Resident care can be influenced by individual circumstances, including language, gender identity and expression, ability, ethnicity, religion, sexual orientation and socioeconomic status. This guide aims to assist long-term care (LTC) homes in creating connections with their communities that support and acknowledges resident and team member diversity.
The below resources connect direct care partners and team members to local and provincial health and social services to support quality of life and enhance community integration. We encourage LTC homes to reach out to these organizations to create meaningful and enriching partnerships that can benefit everyone who is part of life in LTC.
Healthline Ontario local health and community services
Putting health information at the fingertips of Ontarians, thehealthline.ca is a website for Ontario patients, doctors, and health care providers to get accurate and up-to-date information about health services in their communities.
thehealthline.ca platform is a provincially integrated database and asset that can be leveraged by health service providers and planners to help make healthcare better together.
• 14 regional sites organized by LHIN and sub-LHIN regions
• Free to use and prioritizes government-funded or low-cost services
• 45,000+ services from 20,000+ healthcare organizations
• Data managed by LHINs across Ontario
• Standardized language and quality tools used to update each record yearly
• Online tools for organizations to promote services, jobs, news, and events
• Mapping tools that show catchment area by sub-LHIN, First Nations and more
• Tracking and reporting tools for system planners
• Dynamic platform that easily supports provincial scaling of regional initiatives
211 Ontario community programs and social services
What is 211?
- 211 is the source Canadians trust when seeking information and services to deal with life’s challenges.
- 211’s award-winning telephone helpline (2-1-1) and website provide a gateway to community, social, non-clinical health and related government services.

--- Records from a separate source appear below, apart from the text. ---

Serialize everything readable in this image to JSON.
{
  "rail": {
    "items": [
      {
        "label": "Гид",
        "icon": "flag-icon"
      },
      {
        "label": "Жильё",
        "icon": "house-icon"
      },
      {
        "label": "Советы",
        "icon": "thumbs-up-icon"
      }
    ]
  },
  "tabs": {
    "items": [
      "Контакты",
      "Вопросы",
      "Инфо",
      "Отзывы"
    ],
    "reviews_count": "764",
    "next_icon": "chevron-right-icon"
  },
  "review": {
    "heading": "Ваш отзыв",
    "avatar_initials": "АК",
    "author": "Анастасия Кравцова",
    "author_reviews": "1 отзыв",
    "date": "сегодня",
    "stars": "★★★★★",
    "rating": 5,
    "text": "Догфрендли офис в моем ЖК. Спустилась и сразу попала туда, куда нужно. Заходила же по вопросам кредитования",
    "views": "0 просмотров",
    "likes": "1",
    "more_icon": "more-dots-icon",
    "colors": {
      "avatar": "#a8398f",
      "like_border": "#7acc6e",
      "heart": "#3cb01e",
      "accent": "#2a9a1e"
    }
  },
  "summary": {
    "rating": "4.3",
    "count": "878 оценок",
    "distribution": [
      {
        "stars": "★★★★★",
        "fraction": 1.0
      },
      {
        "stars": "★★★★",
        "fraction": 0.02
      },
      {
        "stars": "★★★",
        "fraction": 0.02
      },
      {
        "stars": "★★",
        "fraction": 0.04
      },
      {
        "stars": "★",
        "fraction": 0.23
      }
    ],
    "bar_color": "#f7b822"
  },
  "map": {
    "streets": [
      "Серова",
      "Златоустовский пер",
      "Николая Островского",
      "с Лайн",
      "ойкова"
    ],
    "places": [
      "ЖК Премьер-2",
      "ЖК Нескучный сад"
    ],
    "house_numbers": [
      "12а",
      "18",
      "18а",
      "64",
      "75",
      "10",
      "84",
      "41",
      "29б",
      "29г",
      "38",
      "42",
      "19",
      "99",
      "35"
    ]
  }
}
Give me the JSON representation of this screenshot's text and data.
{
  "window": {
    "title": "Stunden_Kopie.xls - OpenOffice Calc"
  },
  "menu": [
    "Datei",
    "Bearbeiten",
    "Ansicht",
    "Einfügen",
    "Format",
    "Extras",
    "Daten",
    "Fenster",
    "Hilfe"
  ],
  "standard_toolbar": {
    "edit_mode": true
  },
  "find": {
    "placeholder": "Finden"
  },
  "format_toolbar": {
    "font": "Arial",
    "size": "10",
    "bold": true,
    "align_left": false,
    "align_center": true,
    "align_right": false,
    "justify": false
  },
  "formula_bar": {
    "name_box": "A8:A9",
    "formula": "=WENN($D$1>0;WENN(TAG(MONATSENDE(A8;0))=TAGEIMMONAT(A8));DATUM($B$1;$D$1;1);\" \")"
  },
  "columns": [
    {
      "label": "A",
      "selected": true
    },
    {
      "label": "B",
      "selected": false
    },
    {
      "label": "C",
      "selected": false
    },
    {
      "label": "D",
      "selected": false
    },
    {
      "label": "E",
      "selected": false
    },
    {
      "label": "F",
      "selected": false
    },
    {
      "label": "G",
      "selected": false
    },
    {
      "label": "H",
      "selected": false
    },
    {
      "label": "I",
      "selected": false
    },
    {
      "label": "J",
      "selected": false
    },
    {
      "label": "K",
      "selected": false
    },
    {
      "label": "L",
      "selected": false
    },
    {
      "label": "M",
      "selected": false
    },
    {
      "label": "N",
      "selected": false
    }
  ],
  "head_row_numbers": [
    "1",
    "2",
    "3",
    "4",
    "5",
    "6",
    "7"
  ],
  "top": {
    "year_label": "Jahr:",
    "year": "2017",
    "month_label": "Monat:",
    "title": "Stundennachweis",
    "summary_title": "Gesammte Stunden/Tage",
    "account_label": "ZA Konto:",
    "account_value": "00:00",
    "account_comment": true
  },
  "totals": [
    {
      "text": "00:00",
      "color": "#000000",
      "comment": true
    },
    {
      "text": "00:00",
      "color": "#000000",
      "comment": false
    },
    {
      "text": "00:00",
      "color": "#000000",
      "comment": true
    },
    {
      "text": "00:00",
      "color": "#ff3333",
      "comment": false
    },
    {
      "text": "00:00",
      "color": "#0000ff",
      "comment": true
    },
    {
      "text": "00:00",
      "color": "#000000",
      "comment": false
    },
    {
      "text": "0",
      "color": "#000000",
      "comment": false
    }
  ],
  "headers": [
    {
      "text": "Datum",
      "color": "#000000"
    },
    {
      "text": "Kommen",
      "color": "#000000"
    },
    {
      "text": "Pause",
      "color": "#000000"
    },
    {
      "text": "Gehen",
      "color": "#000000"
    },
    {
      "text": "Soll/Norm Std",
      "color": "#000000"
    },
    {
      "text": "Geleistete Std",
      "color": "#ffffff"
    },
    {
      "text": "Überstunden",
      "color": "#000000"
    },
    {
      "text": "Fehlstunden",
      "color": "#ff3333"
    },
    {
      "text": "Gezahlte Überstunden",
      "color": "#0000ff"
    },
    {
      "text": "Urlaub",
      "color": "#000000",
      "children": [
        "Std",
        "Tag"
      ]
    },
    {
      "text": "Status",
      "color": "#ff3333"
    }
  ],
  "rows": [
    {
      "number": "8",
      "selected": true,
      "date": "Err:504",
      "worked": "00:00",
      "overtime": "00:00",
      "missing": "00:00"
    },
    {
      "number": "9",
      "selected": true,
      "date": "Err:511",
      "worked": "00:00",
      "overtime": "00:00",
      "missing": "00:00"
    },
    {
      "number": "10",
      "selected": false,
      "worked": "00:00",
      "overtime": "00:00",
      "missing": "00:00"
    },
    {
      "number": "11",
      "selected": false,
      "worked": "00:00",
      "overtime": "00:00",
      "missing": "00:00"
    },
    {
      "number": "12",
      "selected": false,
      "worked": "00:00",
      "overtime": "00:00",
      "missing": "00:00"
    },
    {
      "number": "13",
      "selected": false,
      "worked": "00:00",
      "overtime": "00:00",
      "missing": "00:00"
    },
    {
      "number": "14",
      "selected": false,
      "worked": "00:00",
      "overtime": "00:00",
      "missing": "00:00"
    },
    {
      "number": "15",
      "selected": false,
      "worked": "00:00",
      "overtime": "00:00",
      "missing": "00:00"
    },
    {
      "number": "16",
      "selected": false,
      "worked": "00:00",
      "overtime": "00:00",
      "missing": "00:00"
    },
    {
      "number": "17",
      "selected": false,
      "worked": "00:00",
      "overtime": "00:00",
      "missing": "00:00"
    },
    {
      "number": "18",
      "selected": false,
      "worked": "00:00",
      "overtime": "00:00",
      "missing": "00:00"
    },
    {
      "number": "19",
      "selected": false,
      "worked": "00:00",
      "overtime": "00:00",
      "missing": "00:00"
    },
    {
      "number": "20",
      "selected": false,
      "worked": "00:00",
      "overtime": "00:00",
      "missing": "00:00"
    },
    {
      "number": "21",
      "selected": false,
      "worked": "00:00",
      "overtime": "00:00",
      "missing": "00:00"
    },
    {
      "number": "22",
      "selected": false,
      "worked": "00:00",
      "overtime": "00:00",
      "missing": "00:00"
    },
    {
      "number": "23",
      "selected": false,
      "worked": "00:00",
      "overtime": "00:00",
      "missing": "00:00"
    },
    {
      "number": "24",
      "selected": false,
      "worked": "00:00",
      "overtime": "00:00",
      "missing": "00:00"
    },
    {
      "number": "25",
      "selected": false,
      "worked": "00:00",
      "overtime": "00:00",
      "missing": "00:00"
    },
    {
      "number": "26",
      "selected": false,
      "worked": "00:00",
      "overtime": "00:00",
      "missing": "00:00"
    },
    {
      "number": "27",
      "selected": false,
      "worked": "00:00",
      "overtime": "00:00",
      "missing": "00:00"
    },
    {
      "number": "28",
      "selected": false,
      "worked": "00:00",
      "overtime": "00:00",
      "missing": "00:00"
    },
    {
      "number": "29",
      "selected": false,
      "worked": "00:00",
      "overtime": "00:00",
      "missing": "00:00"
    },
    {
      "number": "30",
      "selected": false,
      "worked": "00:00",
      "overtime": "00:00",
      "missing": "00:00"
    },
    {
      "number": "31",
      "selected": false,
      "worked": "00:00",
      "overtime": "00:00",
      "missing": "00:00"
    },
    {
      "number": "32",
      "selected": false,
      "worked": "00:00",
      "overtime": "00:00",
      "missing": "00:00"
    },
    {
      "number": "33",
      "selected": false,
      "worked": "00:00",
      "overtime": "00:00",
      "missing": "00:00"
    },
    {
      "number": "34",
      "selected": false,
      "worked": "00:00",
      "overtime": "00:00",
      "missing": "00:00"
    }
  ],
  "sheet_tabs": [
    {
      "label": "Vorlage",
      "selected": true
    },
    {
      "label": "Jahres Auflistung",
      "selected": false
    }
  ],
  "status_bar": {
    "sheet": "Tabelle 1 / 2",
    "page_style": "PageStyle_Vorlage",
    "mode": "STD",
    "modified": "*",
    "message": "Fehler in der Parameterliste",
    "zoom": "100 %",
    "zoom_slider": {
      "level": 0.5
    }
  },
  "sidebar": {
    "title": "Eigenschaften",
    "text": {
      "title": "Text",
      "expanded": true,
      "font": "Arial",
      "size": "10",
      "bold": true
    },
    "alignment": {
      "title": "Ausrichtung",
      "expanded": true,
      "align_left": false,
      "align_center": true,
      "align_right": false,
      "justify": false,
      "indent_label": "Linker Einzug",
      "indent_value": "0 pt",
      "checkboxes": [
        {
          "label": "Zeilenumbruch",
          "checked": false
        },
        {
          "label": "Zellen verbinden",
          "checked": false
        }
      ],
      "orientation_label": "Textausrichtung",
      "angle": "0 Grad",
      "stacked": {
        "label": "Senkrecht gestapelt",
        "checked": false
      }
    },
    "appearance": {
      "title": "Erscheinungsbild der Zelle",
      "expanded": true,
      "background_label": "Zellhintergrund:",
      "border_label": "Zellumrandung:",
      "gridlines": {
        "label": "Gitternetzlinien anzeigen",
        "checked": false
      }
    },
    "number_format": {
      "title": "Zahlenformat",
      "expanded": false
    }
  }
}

- 211 helps to navigate the complex network of human services quickly and easily, 24 hours a day, 7 days a week, in over 150 languages.
- 211 connects people to the right information and services, strengthens Canada’s health and human services, and helps Canadians to become more engaged with their communities.
Across the province, long-term care (LTC) and retirement homes are struggling to meet staffing needs. A shortage of skilled workers is making it increasingly difficult for LTC homes to meet legislative requirements and continue to deliver quality care and services to their residents.
Canada’s rapidly aging population complicates this issue, as LTC homes must attract and recruit additional team members to prepare for the expected increase in residents. There is a lack of awareness about the opportunities that exist in LTC, which can make it difficult to generate interest in these careers. Other influential factors include ageism and negative perceptions of LTC.
Creating opportunities for students to learn about the many career opportunities that exist within LTC and retirement homes will contribute to the continued growth of this workforce. Ontario secondary schools offer co-operative education (co-op) and volunteer opportunities, and schools are regularly seeking meaningful positions for their students.
By forming structured partnerships, secondary schools and LTC operators can work together to:
- offer students a variety of experiential learning opportunities based on their skills and interests;
- help students engage in career planning at an earlier stage;
- promote LTC as a viable career destination; and
- use students’ positive experiences to reduce negative perceptions and combat ageism.